CT coronary angiography (CTCA) can clarify the diagnosis of angina due to coronary heart disease, leading to a reduced need for further stress testing and enabling more targeted interventions.
Ultimately, changes in treatments stemming from the addition of CTCA to standard clinical care could reduce fatal and non-fatal heart attack rates, according to the SCOT-HEART study published online in The Lancet.
David Newby, MD, PhD, of the University of Edinburgh's Centre for Cardiovascular Science, and colleagues noted that while rapid clinical assessment of patients with suspected angina due to coronary heart disease is generally effective, misdiagnoses still occur. Studies have shown that about one-third of patients who die from cardiovascular disease or have an acute coronary syndrome within five years of follow up were originally diagnoses with non-cardiac chest pain.

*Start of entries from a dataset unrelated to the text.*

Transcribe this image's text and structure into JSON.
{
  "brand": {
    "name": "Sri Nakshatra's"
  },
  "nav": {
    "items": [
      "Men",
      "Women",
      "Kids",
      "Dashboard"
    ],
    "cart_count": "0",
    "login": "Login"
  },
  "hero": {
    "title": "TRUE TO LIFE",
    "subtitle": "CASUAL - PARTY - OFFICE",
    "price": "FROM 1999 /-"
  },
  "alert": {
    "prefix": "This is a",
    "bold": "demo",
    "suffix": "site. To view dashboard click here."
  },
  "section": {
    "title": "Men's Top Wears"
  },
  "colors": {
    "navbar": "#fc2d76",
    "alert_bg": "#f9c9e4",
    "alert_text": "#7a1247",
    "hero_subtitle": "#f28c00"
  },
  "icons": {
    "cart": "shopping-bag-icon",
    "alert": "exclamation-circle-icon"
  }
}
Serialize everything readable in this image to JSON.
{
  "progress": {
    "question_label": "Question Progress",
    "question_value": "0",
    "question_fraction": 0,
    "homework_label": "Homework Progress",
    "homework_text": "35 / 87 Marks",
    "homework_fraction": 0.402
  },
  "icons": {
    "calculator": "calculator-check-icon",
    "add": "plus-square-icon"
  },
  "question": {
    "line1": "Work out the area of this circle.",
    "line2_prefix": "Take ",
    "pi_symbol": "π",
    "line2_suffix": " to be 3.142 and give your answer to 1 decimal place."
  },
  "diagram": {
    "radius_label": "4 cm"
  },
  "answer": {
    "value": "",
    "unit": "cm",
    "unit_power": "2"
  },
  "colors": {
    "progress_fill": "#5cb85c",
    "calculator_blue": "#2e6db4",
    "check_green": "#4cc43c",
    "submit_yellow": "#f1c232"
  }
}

For SCOT-HEART, Newby and colleagues tracked 4,146 patients referred for assessment of suspected angina due to coronary heart disease from Nov. 18, 2010, through Sept. 24, 2014. Baseline clinic diagnosis showed 47 percent of participants with coronary heart disease and 36 percent with angina due to coronary heart disease.
Half of the patients underwent CTCA in addition to standard diagnostic tests. Results showed that at six weeks, CTCA had reclassified the diagnosis of coronary heart disease in 27 percent of those patients and the diagnosis of angina due to coronary heart disease in 23 percent of patients in that group.
“We noted that although the certainty and frequency of the diagnosis of coronary heart disease increased, the overall diagnostic rate of angina due to coronary heart disease did not change or seemed to fall with the introduction of CTCA,” wrote Newby and colleagues. “This finding suggests clinicians tend to overdiagnose angina due to coronary heart disease, probably for fear of undertreatment. However, CTCA did diagnose many patients with angina due to coronary heart disease who had been misclassified in the clinic. Overall reclassification happened in one in four patients and this is clearly important for the subsequent investigation and treatment of these patients.”
In twenty months of follow up, the number of heart attacks that occurred in patients who received CTCA was reduced by 38 percent.
Future studies will investigate whether giving scans to all patients presenting at the emergency department with chest pain would help cut heart attack rates, according to the university.